Warren Buffett famously called them financial weapons of mass destruction. In the world of derivatives, there has probably never been so much devastation as was evident in the aftermath of the collapses of Fannie Mae, Freddie Mac and Lehman Brothers.
The disappearance of one of the most significant players in the derivatives market – Lehman – was never going to be painless. Yet the implications for corporates who had Lehman as a counterparty in their hedges, alongside the chaos in the CDS market triggered by three of the biggest defaults ever, have been felt on a magnitude that, until it occurred, was difficult to envisage.
Derivatives have been eyed with suspicion from the early days of their existence, and not just by Buffett. There has always been a suggestion that if a market crisis were to occur, derivatives would be to blame. It will take time to sift through the wreckage of the credit crisis to fully understand the details of what went wrong, but there is little doubt that credit derivatives have contributed to – and fanned the flames of – the current crisis.
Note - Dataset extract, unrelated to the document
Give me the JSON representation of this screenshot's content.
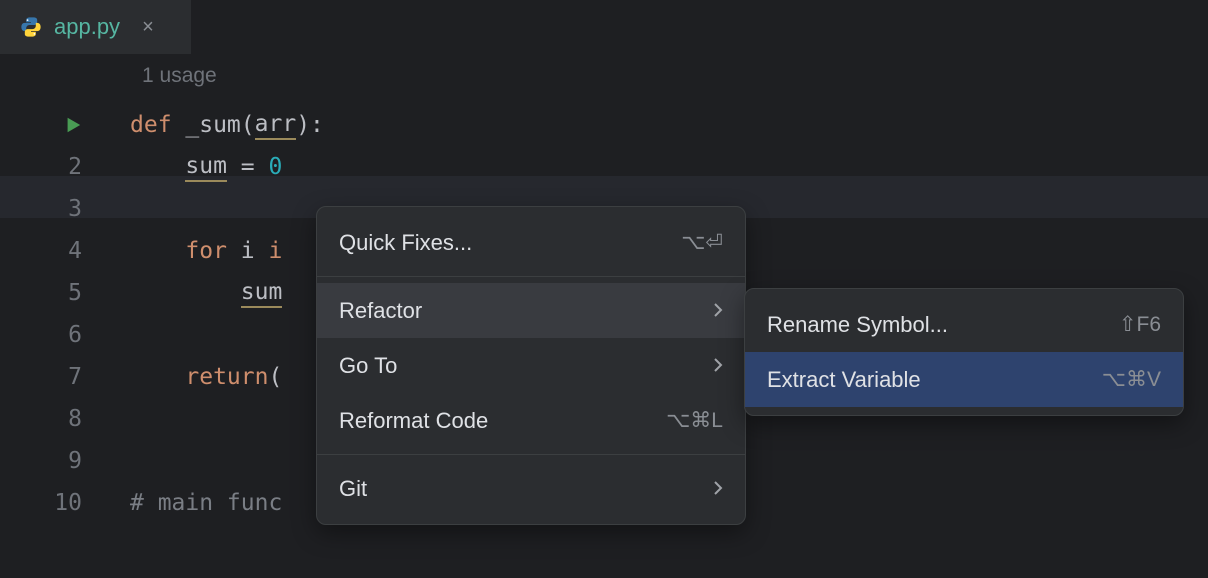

Well before the crisis began there was no shortage of commentators warning about the dispersion of risk throughout the system. On many occasions it has been argued that credit derivatives in particular made problems so highly contagious that any shock in the system would spread like a plague.
The counter-argument was always that a problem shared is a problem halved, and that the more risk was dispersed, the less it would be felt by individual institutions. That argument now looks naïve.
But as tempting as it is to some, it would be grossly unfair to apportion all the blame onto derivatives. To return to Buffett’s metaphor, there is only so much blame you can apportion to a weapon: the person firing it, and those who put it into his hands, must also accept their share.
Although credit derivatives have hogged the limelight in recent months, it is worth remembering there are derivatives contracts based on plenty of other assets and that remain imperative to the smooth functioning of the modern market. With equity markets being pummelled in October, the ability to hedge has been invaluable to many investors and corporates alike. The same goes for commodities, which have for so long looked like a one-way bet, but which have started to look fallible again as fears of a global recession have increased. Although hedgers will be eyeing their counterparty risk nervously, they will certainly be grateful not to be exposed to the vagaries of price volatility at its most violent.
The problem of counterparty exposure has been revealed as one of the main risks within the derivatives industry, but there are already a number of solutions vying for primacy. An increase in exchange-traded instruments will form part of the solution, but perhaps more interesting will be the fate of plans to clear OTC trades through an independent clearing house. The trend has not caught on yet, but prospective providers of this service are in no mood for defeatism, and believe uptake will be better when problems in the markets abate enough for them to give the plan the attention they feel it deserves. Many are predicting that an increase in independently cleared OTC trades will be one of the key themes for 2009.